Collin Wang, Staff Writer

Much like the beginning of 2020, the United States is experiencing yet another wave of COVID-19. This time though, it’s with the Omicron variant, a more transmissible version of the virus. According to PBS News, in order to fight it, President Biden has ordered half a billion at-home tests to ship to households across the country in the coming weeks.

However, there are many problems associated with his method. In his plan, every American will receive at most two tests. This is not effective since people cannot regularly test for the virus, which is critical to stopping the spread over a long period of time. 

In addition, ordering 500 million tests is a lofty goal that is doubtful to occur in the foreseeable future. Right now, global supply chains are suffering with increased demand, leading to significant shipping delays. It is very possible these tests will not arrive until after the peak of the Omicron variant, making them less useful.

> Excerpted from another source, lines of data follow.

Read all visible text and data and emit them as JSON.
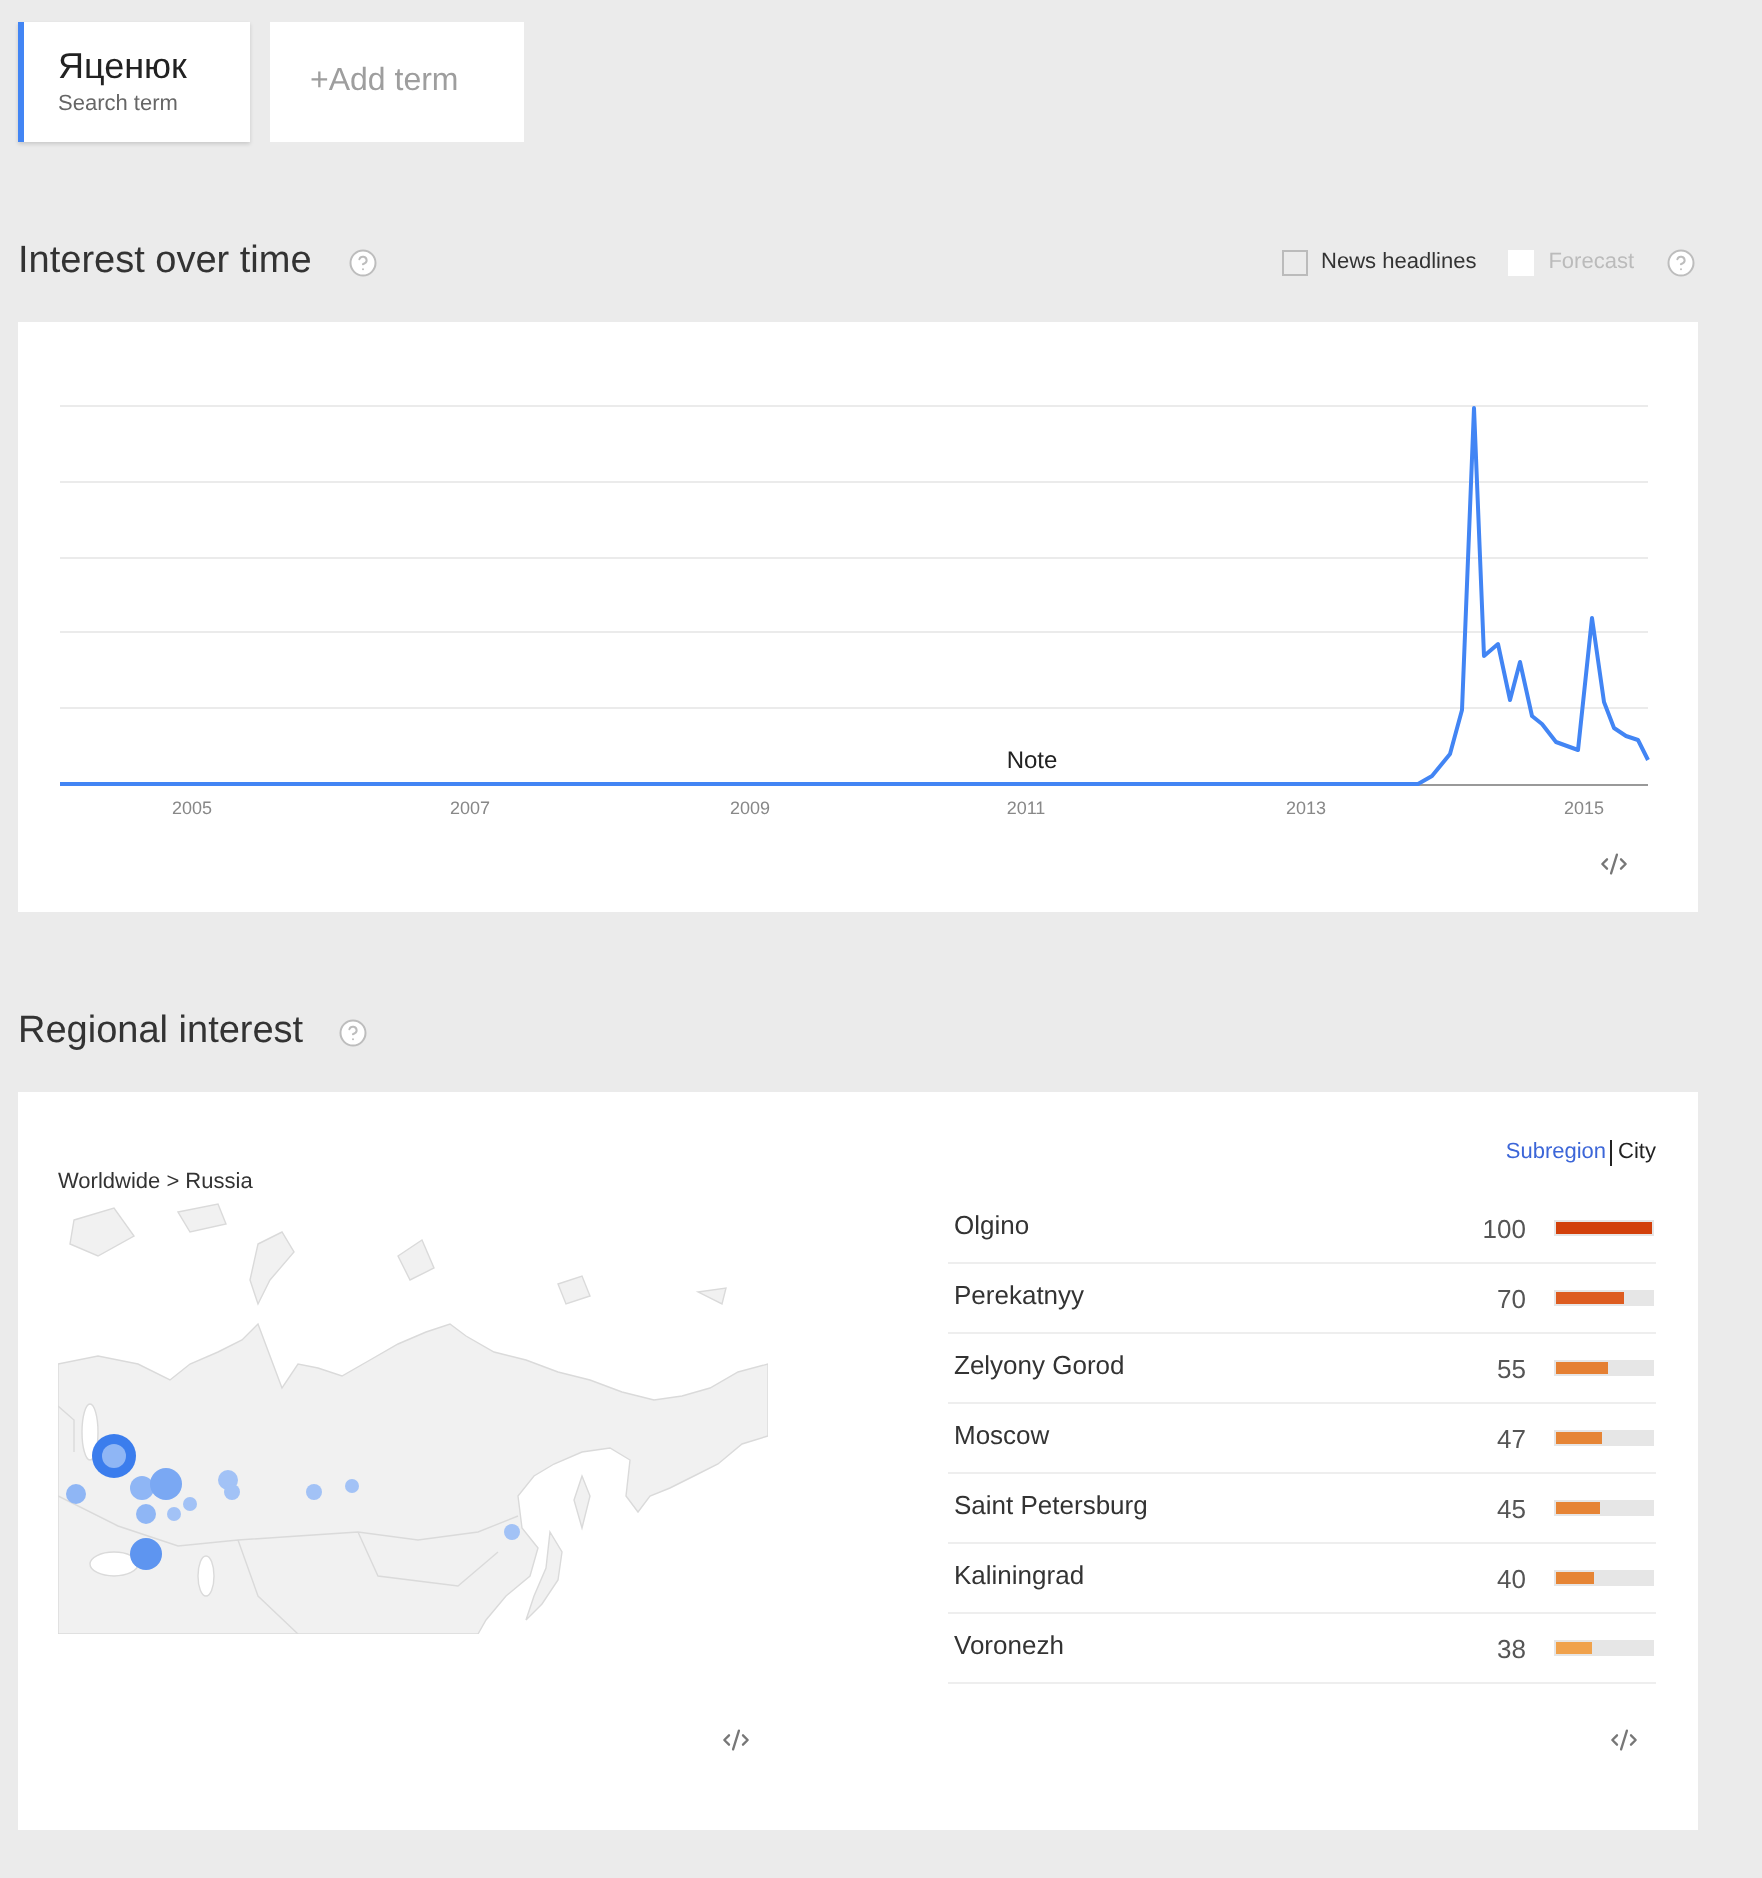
{
  "search_terms": [
    {
      "term": "Яценюк",
      "label": "Search term",
      "color": "#4285f4"
    }
  ],
  "add_term": {
    "label": "+Add term"
  },
  "interest_over_time": {
    "title": "Interest over time",
    "options": [
      {
        "label": "News headlines",
        "checked": false,
        "disabled": false
      },
      {
        "label": "Forecast",
        "checked": false,
        "disabled": true
      }
    ],
    "x_labels": [
      "2005",
      "2007",
      "2009",
      "2011",
      "2013",
      "2015"
    ],
    "note": "Note"
  },
  "regional_interest": {
    "title": "Regional interest",
    "breadcrumb": "Worldwide > Russia",
    "views": [
      {
        "label": "Subregion",
        "selected": false
      },
      {
        "label": "City",
        "selected": true
      }
    ],
    "rows": [
      {
        "name": "Olgino",
        "value": "100",
        "level": 1,
        "color": "#d2400b"
      },
      {
        "name": "Perekatnyy",
        "value": "70",
        "level": 0.7,
        "color": "#dd5c20"
      },
      {
        "name": "Zelyony Gorod",
        "value": "55",
        "level": 0.55,
        "color": "#e58033"
      },
      {
        "name": "Moscow",
        "value": "47",
        "level": 0.47,
        "color": "#e68536"
      },
      {
        "name": "Saint Petersburg",
        "value": "45",
        "level": 0.45,
        "color": "#e68435"
      },
      {
        "name": "Kaliningrad",
        "value": "40",
        "level": 0.4,
        "color": "#e68535"
      },
      {
        "name": "Voronezh",
        "value": "38",
        "level": 0.38,
        "color": "#f0a24c"
      }
    ]
  }
}
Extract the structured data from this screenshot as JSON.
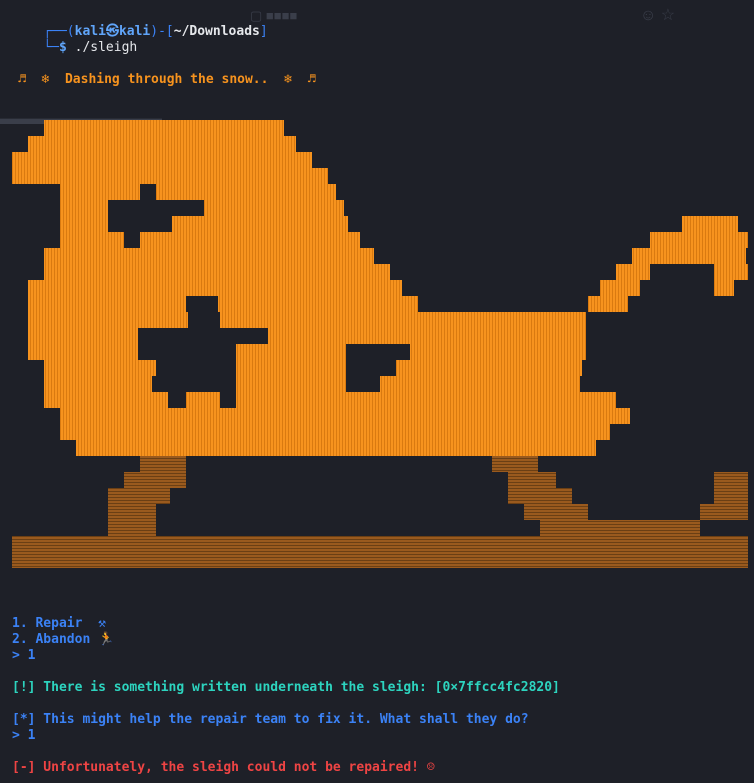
{
  "prompt": {
    "top_prefix": "┌──(",
    "user": "kali",
    "at": "㉿",
    "host": "kali",
    "mid": ")-[",
    "path": "~/Downloads",
    "close": "]",
    "bottom_prefix": "└─",
    "dollar": "$",
    "command": "./sleigh"
  },
  "song": "♬  ❄  Dashing through the snow..  ❄  ♬",
  "menu": {
    "option1": "1. Repair  ⚒",
    "option2": "2. Abandon 🏃",
    "input1": "> 1"
  },
  "messages": {
    "info_prefix": "[!]",
    "info_text": " There is something written underneath the sleigh: [0×7ffcc4fc2820]",
    "help_prefix": "[*]",
    "help_text": " This might help the repair team to fix it. What shall they do?",
    "input2": "> 1",
    "error": "[-] Unfortunately, the sleigh could not be repaired! ☹"
  },
  "colors": {
    "background": "#1e2028",
    "sleigh_body": "#f7931e",
    "sleigh_runners": "#9a5a1e",
    "prompt_blue": "#3b82f6",
    "info_cyan": "#2dd4bf",
    "error_red": "#ef4444"
  },
  "icons": [
    "music-note-icon",
    "snowflake-icon",
    "hammer-icon",
    "running-person-icon",
    "sad-face-icon"
  ]
}
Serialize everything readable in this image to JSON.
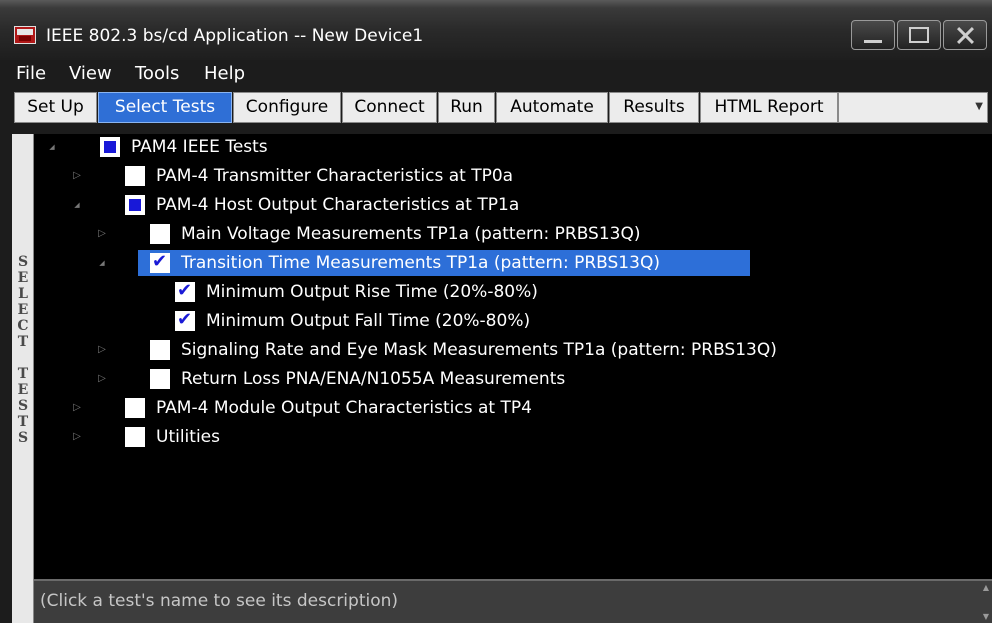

It is very possible these tests will not arrive until after the peak of the Omicron variant, making them less useful.”

One solution to this predicament is test pooling. This means that instead of giving every American a test, a single test is administered to a group. If the test comes back negative, then all the group members do not have the virus. If it is positive, then individuals of that group are tested to find the ones who have the virus.

In the long run, this saves many tests to be used for the future. For example, if a group of 10 people test negative, then only one test is used, nine less than if they were individually tested. If they test positive, then 11 tests are used, only one more than individually testing 10 times.

One variation of pooling that could work is sending one test to each household. If one family member tests positive, we can assume the others will too and quarantine them early. Then, if necessary, they can be tested individually. This will also limit cases and save tests.

The pooling method works even better when the positivity rate is low. As of January 11th, the Mayo Clinic reports that the national positivity rate is 27%. This has risen dramatically in the past two weeks but it is still rather low.

Implementing test pooling right now would be optimal before the positivity rate rises more and it becomes too late. President Biden’s strategy of shipping tests to households is beneficial, but he should go a step farther by implementing test pooling to achieve lower COVID numbers.